Interface dataset entries:

————————

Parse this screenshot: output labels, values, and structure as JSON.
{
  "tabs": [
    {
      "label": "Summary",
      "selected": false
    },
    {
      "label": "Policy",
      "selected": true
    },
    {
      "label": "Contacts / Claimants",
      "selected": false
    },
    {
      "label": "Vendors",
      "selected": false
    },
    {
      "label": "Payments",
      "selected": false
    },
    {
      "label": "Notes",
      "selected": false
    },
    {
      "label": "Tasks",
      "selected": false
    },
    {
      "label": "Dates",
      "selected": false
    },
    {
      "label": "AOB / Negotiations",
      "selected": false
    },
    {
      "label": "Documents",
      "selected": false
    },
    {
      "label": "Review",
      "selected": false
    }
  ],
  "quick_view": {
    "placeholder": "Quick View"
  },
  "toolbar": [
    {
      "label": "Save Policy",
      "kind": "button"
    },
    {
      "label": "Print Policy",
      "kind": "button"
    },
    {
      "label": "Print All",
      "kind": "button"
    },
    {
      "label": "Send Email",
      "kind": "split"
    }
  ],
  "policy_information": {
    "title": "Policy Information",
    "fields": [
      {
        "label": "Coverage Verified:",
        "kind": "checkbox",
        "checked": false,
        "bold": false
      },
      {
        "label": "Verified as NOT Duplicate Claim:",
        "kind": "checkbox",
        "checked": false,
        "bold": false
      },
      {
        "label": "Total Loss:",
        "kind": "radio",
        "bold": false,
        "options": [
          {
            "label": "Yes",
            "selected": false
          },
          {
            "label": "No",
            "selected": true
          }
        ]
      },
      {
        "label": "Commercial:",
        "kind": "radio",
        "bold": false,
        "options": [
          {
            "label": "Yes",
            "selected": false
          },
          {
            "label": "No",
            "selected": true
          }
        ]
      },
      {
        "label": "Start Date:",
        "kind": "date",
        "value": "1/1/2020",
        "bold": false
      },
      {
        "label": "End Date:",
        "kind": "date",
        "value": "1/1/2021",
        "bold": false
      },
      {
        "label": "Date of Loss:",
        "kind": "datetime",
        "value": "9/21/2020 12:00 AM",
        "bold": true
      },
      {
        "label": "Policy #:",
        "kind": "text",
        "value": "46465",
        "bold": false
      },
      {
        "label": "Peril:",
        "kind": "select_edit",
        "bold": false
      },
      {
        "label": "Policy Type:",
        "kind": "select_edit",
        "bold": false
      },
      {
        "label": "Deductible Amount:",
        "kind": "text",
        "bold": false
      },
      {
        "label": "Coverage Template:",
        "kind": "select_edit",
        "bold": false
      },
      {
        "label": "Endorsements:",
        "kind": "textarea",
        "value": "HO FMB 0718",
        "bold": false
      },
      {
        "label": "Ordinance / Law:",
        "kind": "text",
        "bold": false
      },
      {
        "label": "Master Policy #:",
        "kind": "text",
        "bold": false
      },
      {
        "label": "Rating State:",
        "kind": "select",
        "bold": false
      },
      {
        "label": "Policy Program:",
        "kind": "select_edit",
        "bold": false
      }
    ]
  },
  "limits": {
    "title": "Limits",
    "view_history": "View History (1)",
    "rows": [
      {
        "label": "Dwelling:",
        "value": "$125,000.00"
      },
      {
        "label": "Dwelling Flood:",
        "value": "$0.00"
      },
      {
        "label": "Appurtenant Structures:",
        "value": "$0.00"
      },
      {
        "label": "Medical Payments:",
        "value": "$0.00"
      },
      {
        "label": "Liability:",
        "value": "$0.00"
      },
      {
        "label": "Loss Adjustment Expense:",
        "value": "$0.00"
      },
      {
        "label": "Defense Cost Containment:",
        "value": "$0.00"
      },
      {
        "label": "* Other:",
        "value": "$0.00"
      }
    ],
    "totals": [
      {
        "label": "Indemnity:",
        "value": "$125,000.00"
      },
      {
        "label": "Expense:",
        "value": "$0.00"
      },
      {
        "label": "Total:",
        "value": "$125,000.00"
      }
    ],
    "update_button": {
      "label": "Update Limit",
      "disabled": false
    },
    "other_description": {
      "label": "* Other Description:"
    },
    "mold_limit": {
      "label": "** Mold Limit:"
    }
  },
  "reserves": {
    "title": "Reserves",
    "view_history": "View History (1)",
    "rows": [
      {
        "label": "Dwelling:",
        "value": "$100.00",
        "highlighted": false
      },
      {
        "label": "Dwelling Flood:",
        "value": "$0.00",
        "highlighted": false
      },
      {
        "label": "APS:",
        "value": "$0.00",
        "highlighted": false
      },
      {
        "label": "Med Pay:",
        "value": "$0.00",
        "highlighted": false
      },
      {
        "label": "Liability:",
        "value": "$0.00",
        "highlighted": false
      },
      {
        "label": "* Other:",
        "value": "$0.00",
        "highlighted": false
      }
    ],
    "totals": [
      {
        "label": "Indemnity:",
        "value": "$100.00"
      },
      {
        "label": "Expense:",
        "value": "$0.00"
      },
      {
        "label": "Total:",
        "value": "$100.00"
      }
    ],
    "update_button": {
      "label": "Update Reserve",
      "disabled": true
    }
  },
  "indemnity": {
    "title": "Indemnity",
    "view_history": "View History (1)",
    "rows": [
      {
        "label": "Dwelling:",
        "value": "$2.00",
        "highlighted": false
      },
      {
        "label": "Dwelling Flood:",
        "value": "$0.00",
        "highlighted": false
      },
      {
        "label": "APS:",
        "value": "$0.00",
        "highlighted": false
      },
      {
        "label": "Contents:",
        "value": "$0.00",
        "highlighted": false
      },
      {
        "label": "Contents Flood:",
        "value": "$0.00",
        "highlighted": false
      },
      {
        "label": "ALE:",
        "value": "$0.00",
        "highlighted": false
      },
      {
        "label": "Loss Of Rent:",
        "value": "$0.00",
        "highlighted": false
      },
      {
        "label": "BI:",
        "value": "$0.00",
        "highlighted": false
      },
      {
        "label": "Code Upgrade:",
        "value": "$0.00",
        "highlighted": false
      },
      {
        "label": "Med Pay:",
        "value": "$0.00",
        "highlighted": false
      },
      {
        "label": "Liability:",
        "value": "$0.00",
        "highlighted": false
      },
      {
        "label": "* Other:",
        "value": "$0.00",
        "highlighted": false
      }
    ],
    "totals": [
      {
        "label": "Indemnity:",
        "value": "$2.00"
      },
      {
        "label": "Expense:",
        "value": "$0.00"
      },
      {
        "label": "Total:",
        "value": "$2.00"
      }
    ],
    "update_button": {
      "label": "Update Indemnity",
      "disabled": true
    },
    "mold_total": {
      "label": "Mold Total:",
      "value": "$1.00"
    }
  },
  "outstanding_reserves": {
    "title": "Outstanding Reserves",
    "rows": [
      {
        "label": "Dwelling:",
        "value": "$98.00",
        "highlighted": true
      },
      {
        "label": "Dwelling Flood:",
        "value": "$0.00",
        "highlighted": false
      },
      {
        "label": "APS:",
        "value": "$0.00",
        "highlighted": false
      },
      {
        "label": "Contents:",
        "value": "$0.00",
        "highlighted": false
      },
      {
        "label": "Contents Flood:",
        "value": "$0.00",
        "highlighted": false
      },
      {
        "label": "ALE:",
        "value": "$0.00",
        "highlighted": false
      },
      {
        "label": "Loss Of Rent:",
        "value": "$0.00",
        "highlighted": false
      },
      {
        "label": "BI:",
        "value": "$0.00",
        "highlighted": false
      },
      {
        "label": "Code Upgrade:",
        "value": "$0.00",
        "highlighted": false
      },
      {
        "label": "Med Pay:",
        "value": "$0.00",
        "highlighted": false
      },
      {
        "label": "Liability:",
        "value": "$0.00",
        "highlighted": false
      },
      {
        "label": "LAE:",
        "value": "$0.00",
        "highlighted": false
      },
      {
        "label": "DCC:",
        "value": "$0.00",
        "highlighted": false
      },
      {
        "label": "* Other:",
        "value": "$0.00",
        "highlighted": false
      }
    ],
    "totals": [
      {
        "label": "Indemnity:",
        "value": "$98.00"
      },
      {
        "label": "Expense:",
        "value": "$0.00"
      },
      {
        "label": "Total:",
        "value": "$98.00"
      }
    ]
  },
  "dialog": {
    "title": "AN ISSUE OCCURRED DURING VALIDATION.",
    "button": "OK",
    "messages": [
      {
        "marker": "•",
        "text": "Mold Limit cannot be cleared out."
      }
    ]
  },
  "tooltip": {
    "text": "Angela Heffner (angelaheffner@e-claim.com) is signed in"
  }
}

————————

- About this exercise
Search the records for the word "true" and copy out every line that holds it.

- Written solution
      "selected": true
            "selected": true
            "selected": true
        "bold": true
      "disabled": true
      "disabled": true
        "highlighted": true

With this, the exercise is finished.